TASK GOAL ::
Your answer should repeat the entries in full, exactly as given, with no pictures.

SOURCE MATERIAL ::
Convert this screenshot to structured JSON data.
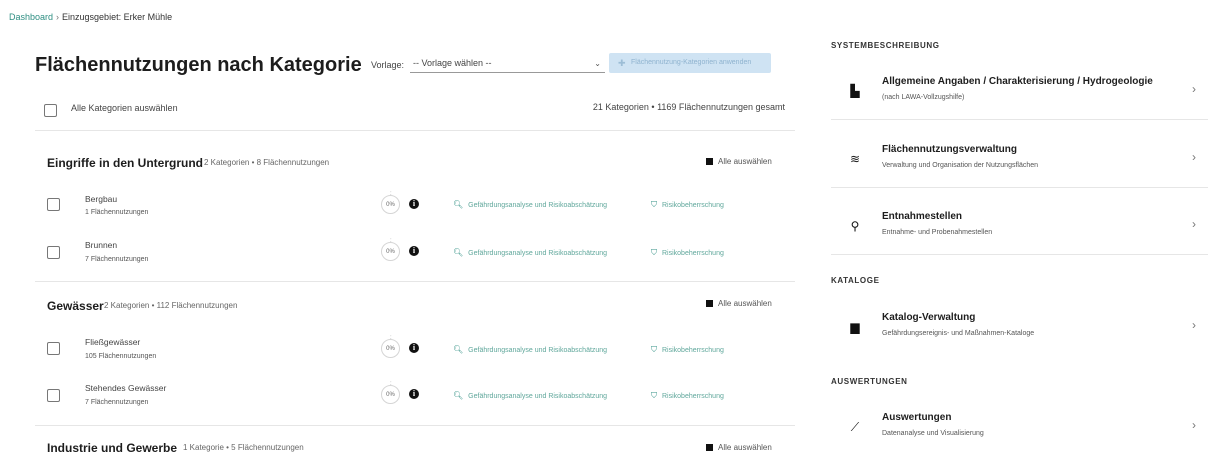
{
  "breadcrumb": {
    "root": "Dashboard",
    "separator": "›",
    "current": "Einzugsgebiet: Erker Mühle"
  },
  "page_title": "Flächennutzungen nach Kategorie",
  "vorlage": {
    "label": "Vorlage:",
    "selected": "-- Vorlage wählen --",
    "apply_button": "Flächennutzung-Kategorien anwenden"
  },
  "select_all_label": "Alle Kategorien auswählen",
  "summary": "21 Kategorien • 1169 Flächennutzungen gesamt",
  "action_labels": {
    "analysis": "Gefährdungsanalyse und Risikoabschätzung",
    "risk": "Risikobeherrschung",
    "select_all_group": "Alle auswählen"
  },
  "groups": [
    {
      "title": "Eingriffe in den Untergrund",
      "meta": "2 Kategorien • 8 Flächennutzungen",
      "rows": [
        {
          "name": "Bergbau",
          "count": "1 Flächennutzungen",
          "progress": "0%"
        },
        {
          "name": "Brunnen",
          "count": "7 Flächennutzungen",
          "progress": "0%"
        }
      ]
    },
    {
      "title": "Gewässer",
      "meta": "2 Kategorien • 112 Flächennutzungen",
      "rows": [
        {
          "name": "Fließgewässer",
          "count": "105 Flächennutzungen",
          "progress": "0%"
        },
        {
          "name": "Stehendes Gewässer",
          "count": "7 Flächennutzungen",
          "progress": "0%"
        }
      ]
    },
    {
      "title": "Industrie und Gewerbe",
      "meta": "1 Kategorie • 5 Flächennutzungen",
      "rows": []
    }
  ],
  "sidebar": {
    "sections": [
      {
        "heading": "SYSTEMBESCHREIBUNG",
        "items": [
          {
            "title": "Allgemeine Angaben / Charakterisierung / Hydrogeologie",
            "subtitle": "(nach LAWA-Vollzugshilfe)",
            "icon": "document-icon"
          },
          {
            "title": "Flächennutzungsverwaltung",
            "subtitle": "Verwaltung und Organisation der Nutzungsflächen",
            "icon": "layers-icon"
          },
          {
            "title": "Entnahmestellen",
            "subtitle": "Entnahme- und Probenahmestellen",
            "icon": "pin-icon"
          }
        ]
      },
      {
        "heading": "KATALOGE",
        "items": [
          {
            "title": "Katalog-Verwaltung",
            "subtitle": "Gefährdungsereignis- und Maßnahmen-Kataloge",
            "icon": "book-icon"
          }
        ]
      },
      {
        "heading": "AUSWERTUNGEN",
        "items": [
          {
            "title": "Auswertungen",
            "subtitle": "Datenanalyse und Visualisierung",
            "icon": "chart-icon"
          }
        ]
      }
    ]
  }
}
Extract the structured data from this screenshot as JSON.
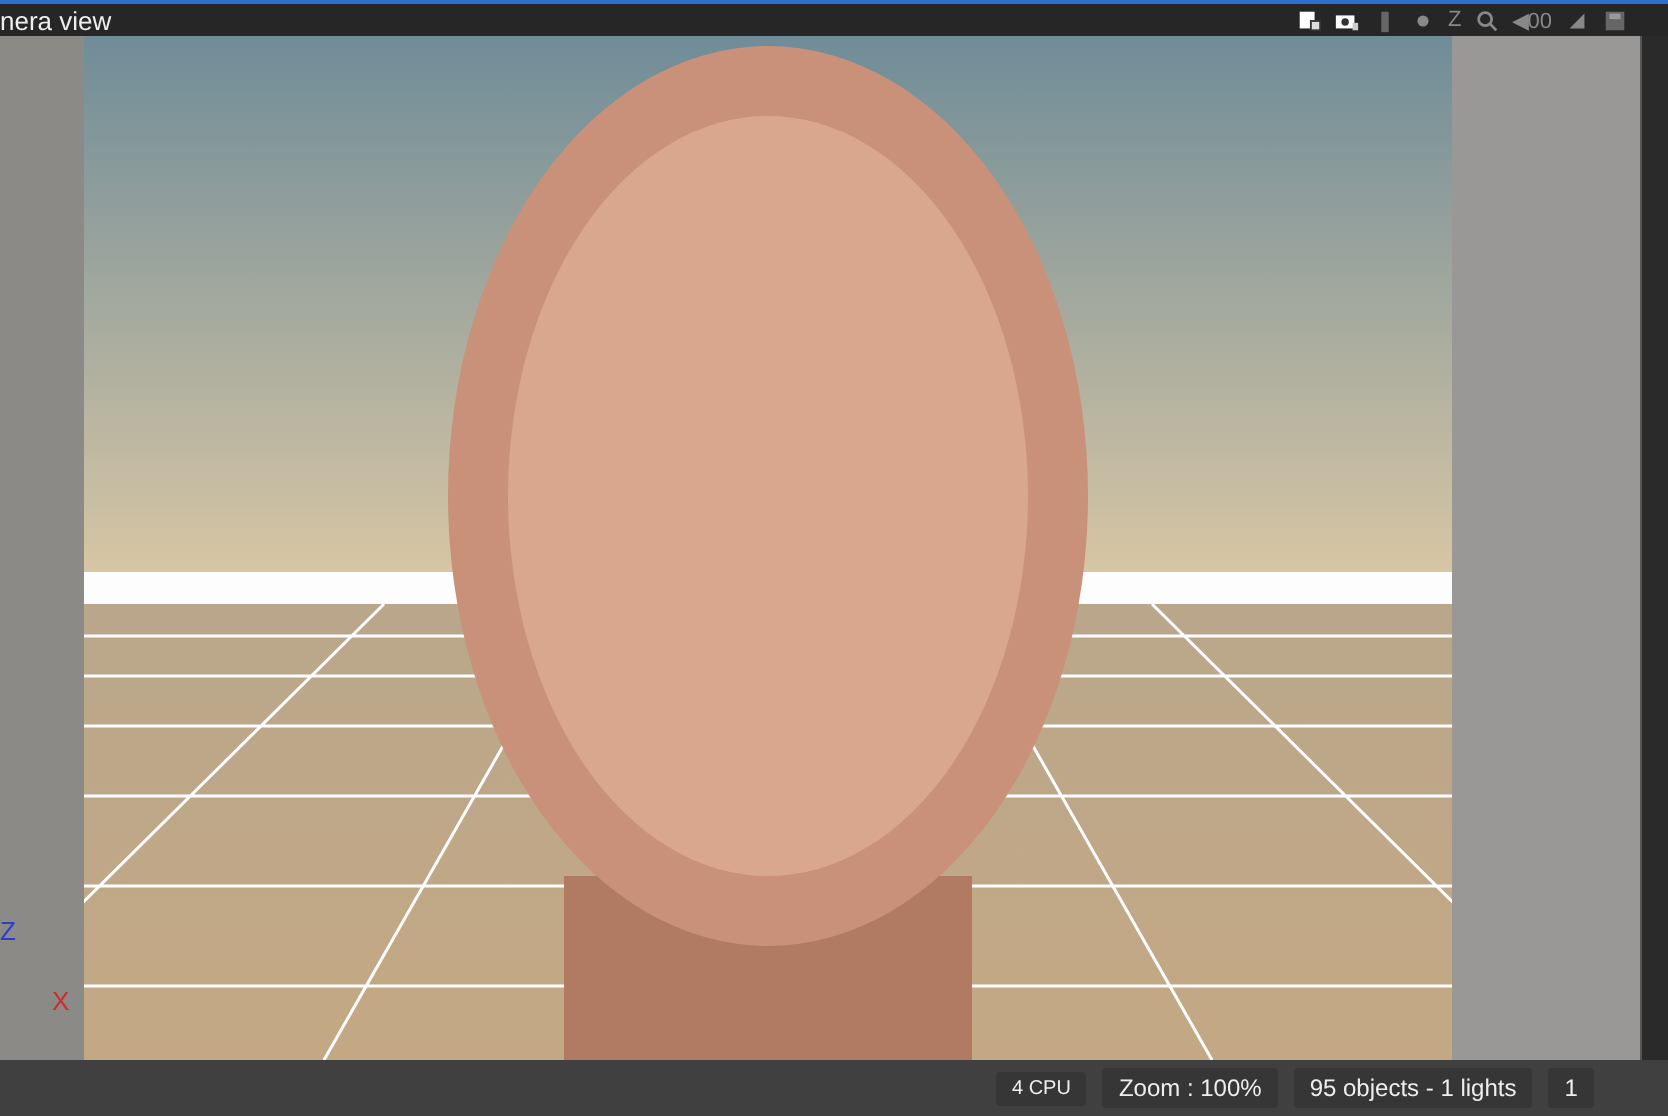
{
  "window": {
    "title": "nera view"
  },
  "toolbar": [
    {
      "kind": "render"
    },
    {
      "kind": "camera"
    },
    {
      "kind": "bar"
    },
    {
      "kind": "dot"
    },
    {
      "kind": "text",
      "label": "Z"
    },
    {
      "kind": "zoom"
    },
    {
      "kind": "text",
      "label": "◀00"
    },
    {
      "kind": "wedge"
    },
    {
      "kind": "disk"
    }
  ],
  "viewport": {
    "kind": "picture",
    "axes": [
      {
        "label": "Z",
        "color": "#2a3fd0"
      },
      {
        "label": "X",
        "color": "#d02a2a"
      }
    ]
  },
  "status_bar": [
    "4 CPU",
    "Zoom : 100%",
    "95 objects - 1 lights",
    "1"
  ]
}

TASK RESPONSE ::
Convert this screenshot to structured JSON data.
{
  "breadcrumb": {
    "root": "Dashboard",
    "separator": "›",
    "current": "Einzugsgebiet: Erker Mühle"
  },
  "page_title": "Flächennutzungen nach Kategorie",
  "vorlage": {
    "label": "Vorlage:",
    "selected": "-- Vorlage wählen --",
    "apply_button": "Flächennutzung-Kategorien anwenden"
  },
  "select_all_label": "Alle Kategorien auswählen",
  "summary": "21 Kategorien • 1169 Flächennutzungen gesamt",
  "action_labels": {
    "analysis": "Gefährdungsanalyse und Risikoabschätzung",
    "risk": "Risikobeherrschung",
    "select_all_group": "Alle auswählen"
  },
  "groups": [
    {
      "title": "Eingriffe in den Untergrund",
      "meta": "2 Kategorien • 8 Flächennutzungen",
      "rows": [
        {
          "name": "Bergbau",
          "count": "1 Flächennutzungen",
          "progress": "0%"
        },
        {
          "name": "Brunnen",
          "count": "7 Flächennutzungen",
          "progress": "0%"
        }
      ]
    },
    {
      "title": "Gewässer",
      "meta": "2 Kategorien • 112 Flächennutzungen",
      "rows": [
        {
          "name": "Fließgewässer",
          "count": "105 Flächennutzungen",
          "progress": "0%"
        },
        {
          "name": "Stehendes Gewässer",
          "count": "7 Flächennutzungen",
          "progress": "0%"
        }
      ]
    },
    {
      "title": "Industrie und Gewerbe",
      "meta": "1 Kategorie • 5 Flächennutzungen",
      "rows": []
    }
  ],
  "sidebar": {
    "sections": [
      {
        "heading": "SYSTEMBESCHREIBUNG",
        "items": [
          {
            "title": "Allgemeine Angaben / Charakterisierung / Hydrogeologie",
            "subtitle": "(nach LAWA-Vollzugshilfe)",
            "icon": "document-icon"
          },
          {
            "title": "Flächennutzungsverwaltung",
            "subtitle": "Verwaltung und Organisation der Nutzungsflächen",
            "icon": "layers-icon"
          },
          {
            "title": "Entnahmestellen",
            "subtitle": "Entnahme- und Probenahmestellen",
            "icon": "pin-icon"
          }
        ]
      },
      {
        "heading": "KATALOGE",
        "items": [
          {
            "title": "Katalog-Verwaltung",
            "subtitle": "Gefährdungsereignis- und Maßnahmen-Kataloge",
            "icon": "book-icon"
          }
        ]
      },
      {
        "heading": "AUSWERTUNGEN",
        "items": [
          {
            "title": "Auswertungen",
            "subtitle": "Datenanalyse und Visualisierung",
            "icon": "chart-icon"
          }
        ]
      }
    ]
  }
}
Extract the structured data from this screenshot as JSON.
{
  "window": {
    "title": "nera view"
  },
  "toolbar": [
    {
      "kind": "render"
    },
    {
      "kind": "camera"
    },
    {
      "kind": "bar"
    },
    {
      "kind": "dot"
    },
    {
      "kind": "text",
      "label": "Z"
    },
    {
      "kind": "zoom"
    },
    {
      "kind": "text",
      "label": "◀00"
    },
    {
      "kind": "wedge"
    },
    {
      "kind": "disk"
    }
  ],
  "viewport": {
    "kind": "picture",
    "axes": [
      {
        "label": "Z",
        "color": "#2a3fd0"
      },
      {
        "label": "X",
        "color": "#d02a2a"
      }
    ]
  },
  "status_bar": [
    "4 CPU",
    "Zoom : 100%",
    "95 objects - 1 lights",
    "1"
  ]
}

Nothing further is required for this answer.